• EXERCISE REQUIREMENTS:
Give back every entry, copied exactly.

• DATASET ENTRIES:
======
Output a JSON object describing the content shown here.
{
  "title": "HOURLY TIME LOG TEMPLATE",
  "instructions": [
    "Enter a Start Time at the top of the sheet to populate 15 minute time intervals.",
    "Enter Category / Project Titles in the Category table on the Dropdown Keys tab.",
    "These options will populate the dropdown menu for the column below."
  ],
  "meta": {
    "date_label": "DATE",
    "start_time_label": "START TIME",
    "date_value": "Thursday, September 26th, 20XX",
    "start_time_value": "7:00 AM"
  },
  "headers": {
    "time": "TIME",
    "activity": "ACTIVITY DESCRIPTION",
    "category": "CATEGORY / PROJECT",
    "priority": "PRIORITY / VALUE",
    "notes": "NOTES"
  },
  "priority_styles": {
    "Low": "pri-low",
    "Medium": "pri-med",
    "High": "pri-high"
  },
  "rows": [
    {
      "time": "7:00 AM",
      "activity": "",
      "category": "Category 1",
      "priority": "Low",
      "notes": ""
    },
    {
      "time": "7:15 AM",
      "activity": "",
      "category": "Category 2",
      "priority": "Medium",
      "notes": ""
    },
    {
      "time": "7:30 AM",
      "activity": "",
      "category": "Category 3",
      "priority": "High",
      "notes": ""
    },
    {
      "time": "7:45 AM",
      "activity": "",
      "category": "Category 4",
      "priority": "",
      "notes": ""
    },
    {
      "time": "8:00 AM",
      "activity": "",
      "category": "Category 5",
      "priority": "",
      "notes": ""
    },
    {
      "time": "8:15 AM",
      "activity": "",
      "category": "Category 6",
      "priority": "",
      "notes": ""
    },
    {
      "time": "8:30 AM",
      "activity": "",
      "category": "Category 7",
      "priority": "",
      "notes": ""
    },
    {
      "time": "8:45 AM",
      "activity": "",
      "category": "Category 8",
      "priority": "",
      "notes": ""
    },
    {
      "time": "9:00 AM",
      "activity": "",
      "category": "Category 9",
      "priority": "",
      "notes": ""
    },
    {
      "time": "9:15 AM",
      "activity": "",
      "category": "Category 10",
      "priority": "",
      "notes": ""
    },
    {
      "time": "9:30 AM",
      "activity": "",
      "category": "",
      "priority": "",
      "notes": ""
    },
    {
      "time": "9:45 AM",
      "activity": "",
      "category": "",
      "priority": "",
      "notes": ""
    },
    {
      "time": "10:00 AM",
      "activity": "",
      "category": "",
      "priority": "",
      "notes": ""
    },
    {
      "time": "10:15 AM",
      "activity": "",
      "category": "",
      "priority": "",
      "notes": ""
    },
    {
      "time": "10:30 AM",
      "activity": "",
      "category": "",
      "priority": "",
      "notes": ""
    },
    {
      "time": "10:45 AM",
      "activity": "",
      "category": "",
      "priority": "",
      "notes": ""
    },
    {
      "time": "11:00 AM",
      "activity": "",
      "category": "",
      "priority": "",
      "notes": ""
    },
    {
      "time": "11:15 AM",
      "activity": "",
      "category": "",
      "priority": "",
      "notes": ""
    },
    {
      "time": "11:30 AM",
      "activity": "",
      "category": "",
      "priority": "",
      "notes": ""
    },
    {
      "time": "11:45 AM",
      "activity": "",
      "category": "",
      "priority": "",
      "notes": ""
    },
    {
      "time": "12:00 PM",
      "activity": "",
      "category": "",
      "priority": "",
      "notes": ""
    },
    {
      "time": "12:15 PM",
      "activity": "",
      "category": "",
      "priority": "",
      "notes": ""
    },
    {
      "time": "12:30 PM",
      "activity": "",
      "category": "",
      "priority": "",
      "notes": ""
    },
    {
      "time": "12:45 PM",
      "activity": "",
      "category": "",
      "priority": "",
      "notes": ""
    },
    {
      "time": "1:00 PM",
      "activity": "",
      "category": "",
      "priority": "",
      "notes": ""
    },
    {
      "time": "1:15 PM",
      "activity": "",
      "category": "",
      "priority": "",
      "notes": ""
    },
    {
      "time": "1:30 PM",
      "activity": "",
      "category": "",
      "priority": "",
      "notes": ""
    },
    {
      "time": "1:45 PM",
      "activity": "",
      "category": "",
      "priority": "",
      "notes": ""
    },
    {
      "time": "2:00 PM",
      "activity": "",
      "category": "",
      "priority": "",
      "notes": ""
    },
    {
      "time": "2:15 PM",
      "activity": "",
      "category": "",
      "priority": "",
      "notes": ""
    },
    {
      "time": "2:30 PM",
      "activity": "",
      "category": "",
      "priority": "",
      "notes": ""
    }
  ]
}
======
• WRITTEN SOLUTION:
Output a JSON object describing the content shown here.
{
  "title": "HOURLY TIME LOG TEMPLATE",
  "instructions": [
    "Enter a Start Time at the top of the sheet to populate 15 minute time intervals.",
    "Enter Category / Project Titles in the Category table on the Dropdown Keys tab.",
    "These options will populate the dropdown menu for the column below."
  ],
  "meta": {
    "date_label": "DATE",
    "start_time_label": "START TIME",
    "date_value": "Thursday, September 26th, 20XX",
    "start_time_value": "7:00 AM"
  },
  "headers": {
    "time": "TIME",
    "activity": "ACTIVITY DESCRIPTION",
    "category": "CATEGORY / PROJECT",
    "priority": "PRIORITY / VALUE",
    "notes": "NOTES"
  },
  "priority_styles": {
    "Low": "pri-low",
    "Medium": "pri-med",
    "High": "pri-high"
  },
  "rows": [
    {
      "time": "7:00 AM",
      "activity": "",
      "category": "Category 1",
      "priority": "Low",
      "notes": ""
    },
    {
      "time": "7:15 AM",
      "activity": "",
      "category": "Category 2",
      "priority": "Medium",
      "notes": ""
    },
    {
      "time": "7:30 AM",
      "activity": "",
      "category": "Category 3",
      "priority": "High",
      "notes": ""
    },
    {
      "time": "7:45 AM",
      "activity": "",
      "category": "Category 4",
      "priority": "",
      "notes": ""
    },
    {
      "time": "8:00 AM",
      "activity": "",
      "category": "Category 5",
      "priority": "",
      "notes": ""
    },
    {
      "time": "8:15 AM",
      "activity": "",
      "category": "Category 6",
      "priority": "",
      "notes": ""
    },
    {
      "time": "8:30 AM",
      "activity": "",
      "category": "Category 7",
      "priority": "",
      "notes": ""
    },
    {
      "time": "8:45 AM",
      "activity": "",
      "category": "Category 8",
      "priority": "",
      "notes": ""
    },
    {
      "time": "9:00 AM",
      "activity": "",
      "category": "Category 9",
      "priority": "",
      "notes": ""
    },
    {
      "time": "9:15 AM",
      "activity": "",
      "category": "Category 10",
      "priority": "",
      "notes": ""
    },
    {
      "time": "9:30 AM",
      "activity": "",
      "category": "",
      "priority": "",
      "notes": ""
    },
    {
      "time": "9:45 AM",
      "activity": "",
      "category": "",
      "priority": "",
      "notes": ""
    },
    {
      "time": "10:00 AM",
      "activity": "",
      "category": "",
      "priority": "",
      "notes": ""
    },
    {
      "time": "10:15 AM",
      "activity": "",
      "category": "",
      "priority": "",
      "notes": ""
    },
    {
      "time": "10:30 AM",
      "activity": "",
      "category": "",
      "priority": "",
      "notes": ""
    },
    {
      "time": "10:45 AM",
      "activity": "",
      "category": "",
      "priority": "",
      "notes": ""
    },
    {
      "time": "11:00 AM",
      "activity": "",
      "category": "",
      "priority": "",
      "notes": ""
    },
    {
      "time": "11:15 AM",
      "activity": "",
      "category": "",
      "priority": "",
      "notes": ""
    },
    {
      "time": "11:30 AM",
      "activity": "",
      "category": "",
      "priority": "",
      "notes": ""
    },
    {
      "time": "11:45 AM",
      "activity": "",
      "category": "",
      "priority": "",
      "notes": ""
    },
    {
      "time": "12:00 PM",
      "activity": "",
      "category": "",
      "priority": "",
      "notes": ""
    },
    {
      "time": "12:15 PM",
      "activity": "",
      "category": "",
      "priority": "",
      "notes": ""
    },
    {
      "time": "12:30 PM",
      "activity": "",
      "category": "",
      "priority": "",
      "notes": ""
    },
    {
      "time": "12:45 PM",
      "activity": "",
      "category": "",
      "priority": "",
      "notes": ""
    },
    {
      "time": "1:00 PM",
      "activity": "",
      "category": "",
      "priority": "",
      "notes": ""
    },
    {
      "time": "1:15 PM",
      "activity": "",
      "category": "",
      "priority": "",
      "notes": ""
    },
    {
      "time": "1:30 PM",
      "activity": "",
      "category": "",
      "priority": "",
      "notes": ""
    },
    {
      "time": "1:45 PM",
      "activity": "",
      "category": "",
      "priority": "",
      "notes": ""
    },
    {
      "time": "2:00 PM",
      "activity": "",
      "category": "",
      "priority": "",
      "notes": ""
    },
    {
      "time": "2:15 PM",
      "activity": "",
      "category": "",
      "priority": "",
      "notes": ""
    },
    {
      "time": "2:30 PM",
      "activity": "",
      "category": "",
      "priority": "",
      "notes": ""
    }
  ]
}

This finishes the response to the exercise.